Glen Grant Distiller deserves to be visited not just to see its original nineteenth century buildings but also the exquisite Victorian garden. The distillery was started in 1840 and is one of the first licensed distilleries in the Scottish Highlands. Located in the Speyside region which is home to many famous Highland distilleries, Glen Grant has the perfect setting for a whisky distillery.
The distillery gets its name from the Grant brothers, John and James who started it. They had the foresight to build it near a source of soft Highland water and a place with access to fine Morayshire barley. The distillery thrived under the leadership Major Grant who took over from his father James in 1872.Its turreted and gabled offices in the Scottish Baronial style of the 1880s are set around a small courtyard. The woodland surroundings are home to a delightful Victorian garden originally created by Major Grant.
Major Grant was a globe trotter who collected fine plant specimens from all over and created a romantic woodland garden. It has now been carefully recreated from old photographs. The garden has woodland paths, log bridges, a lily pond and a heather thatched dram pavilion with a tumbling waterfall beyond. Some trees and plants survive from the turn of the last century.
By the turn of the century the distillery was equipped with refrigeration, electric lighting, a hydraulic warehouse lift and its own fire service. However in many ways modernization was kept away in order to maintain some traditions. The distillery still follows the time honored methods of making fine Scotch whisky making, from the traditional mashing of the barley to the double distillation in the great copper stills. Even today some of the stills are coal fired. The whisky matures as before for years in oak casks.
Major James Grant constructed another distillery across the road known as Glen Grant 2 and connected the two by pipeline. Subsequently it became an independent distillery. His grandson Douglas Mackessack upgraded Glen Grant to make it one of the finest distilleries in Scotland. The distillery produces a light floral single malt whisky with its own distinctive taste and pale gold color. The unusual color of Glen Grant has set it apart from other single malt Scotch whiskies.
In 1953 Glen Grant joined George and JG Smith, the makers of The Glenlivet.

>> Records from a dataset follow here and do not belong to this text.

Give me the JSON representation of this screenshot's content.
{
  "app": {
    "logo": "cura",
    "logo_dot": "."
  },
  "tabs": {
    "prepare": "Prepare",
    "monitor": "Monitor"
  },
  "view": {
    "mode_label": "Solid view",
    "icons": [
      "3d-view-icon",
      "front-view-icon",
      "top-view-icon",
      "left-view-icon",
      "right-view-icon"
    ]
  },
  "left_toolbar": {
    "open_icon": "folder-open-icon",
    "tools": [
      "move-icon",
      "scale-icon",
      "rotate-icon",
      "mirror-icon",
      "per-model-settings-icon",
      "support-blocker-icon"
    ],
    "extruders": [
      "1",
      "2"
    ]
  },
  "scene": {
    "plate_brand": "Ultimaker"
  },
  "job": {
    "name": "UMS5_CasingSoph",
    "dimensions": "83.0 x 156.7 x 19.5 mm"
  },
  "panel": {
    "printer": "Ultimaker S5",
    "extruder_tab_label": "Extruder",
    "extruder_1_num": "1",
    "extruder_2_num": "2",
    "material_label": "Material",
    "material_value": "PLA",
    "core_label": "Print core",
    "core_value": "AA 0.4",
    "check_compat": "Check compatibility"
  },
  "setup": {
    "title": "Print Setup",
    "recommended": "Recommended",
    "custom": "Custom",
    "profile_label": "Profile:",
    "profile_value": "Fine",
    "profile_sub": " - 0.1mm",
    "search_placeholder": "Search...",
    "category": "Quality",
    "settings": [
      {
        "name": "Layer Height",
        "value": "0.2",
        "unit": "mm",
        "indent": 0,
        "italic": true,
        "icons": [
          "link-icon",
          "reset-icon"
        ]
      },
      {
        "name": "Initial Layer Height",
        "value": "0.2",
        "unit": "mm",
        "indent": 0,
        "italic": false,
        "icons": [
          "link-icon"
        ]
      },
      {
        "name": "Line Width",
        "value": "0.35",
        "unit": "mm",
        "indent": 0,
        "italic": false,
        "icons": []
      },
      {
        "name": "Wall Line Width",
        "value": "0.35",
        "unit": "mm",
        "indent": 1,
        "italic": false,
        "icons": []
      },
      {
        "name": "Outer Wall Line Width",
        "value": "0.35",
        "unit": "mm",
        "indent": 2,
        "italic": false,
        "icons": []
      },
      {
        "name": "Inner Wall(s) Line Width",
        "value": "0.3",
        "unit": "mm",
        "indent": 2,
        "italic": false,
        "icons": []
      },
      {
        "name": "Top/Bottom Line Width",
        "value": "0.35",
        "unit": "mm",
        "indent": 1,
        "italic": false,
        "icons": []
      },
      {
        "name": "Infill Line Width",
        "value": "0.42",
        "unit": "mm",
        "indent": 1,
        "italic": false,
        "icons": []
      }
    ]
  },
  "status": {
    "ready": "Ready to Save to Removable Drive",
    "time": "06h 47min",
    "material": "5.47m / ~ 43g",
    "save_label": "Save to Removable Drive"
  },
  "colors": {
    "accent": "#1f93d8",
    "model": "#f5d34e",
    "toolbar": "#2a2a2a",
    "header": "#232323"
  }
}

In 1972 the group merged with Longnorm Distillery forming Glenlivet Distillers Ltd. This company was bought by Seagram in 1978. The distilleries belonging to the Chivas and Glenlivet Group which were the property of Seagram, were bought by the Pernod-Ricard group in 2001. When Pernod Ricard acquired Allied Domecq the French company did not want to keep all the distilleries. As a result the Glen Grant distillery was sold in 2006 to the Italian group Campari.